→ **PROBLEM STATEMENT**
With the string "send" as the filter, copy each matching line from the records.

→ **SUPPLIED MATERIAL**

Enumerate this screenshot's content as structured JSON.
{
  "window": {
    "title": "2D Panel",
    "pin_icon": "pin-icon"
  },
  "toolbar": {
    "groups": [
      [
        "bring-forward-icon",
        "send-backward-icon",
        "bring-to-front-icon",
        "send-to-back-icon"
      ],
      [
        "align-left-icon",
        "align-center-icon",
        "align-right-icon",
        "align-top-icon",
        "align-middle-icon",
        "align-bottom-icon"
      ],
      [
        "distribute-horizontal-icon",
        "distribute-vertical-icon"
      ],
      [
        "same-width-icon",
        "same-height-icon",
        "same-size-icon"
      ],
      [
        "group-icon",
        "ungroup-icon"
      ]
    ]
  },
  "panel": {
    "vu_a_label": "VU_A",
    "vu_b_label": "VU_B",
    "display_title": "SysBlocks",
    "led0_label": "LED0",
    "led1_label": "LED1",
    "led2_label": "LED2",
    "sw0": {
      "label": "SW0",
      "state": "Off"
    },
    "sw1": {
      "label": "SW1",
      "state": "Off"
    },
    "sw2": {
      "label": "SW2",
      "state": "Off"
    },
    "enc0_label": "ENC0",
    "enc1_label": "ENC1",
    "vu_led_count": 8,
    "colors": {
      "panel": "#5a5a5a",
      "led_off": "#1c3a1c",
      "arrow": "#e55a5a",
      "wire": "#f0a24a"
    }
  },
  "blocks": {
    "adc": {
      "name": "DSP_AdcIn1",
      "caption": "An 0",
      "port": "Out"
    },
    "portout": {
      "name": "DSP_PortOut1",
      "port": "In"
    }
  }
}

→ **ANSWER BELOW**
        "send-backward-icon",
        "send-to-back-icon"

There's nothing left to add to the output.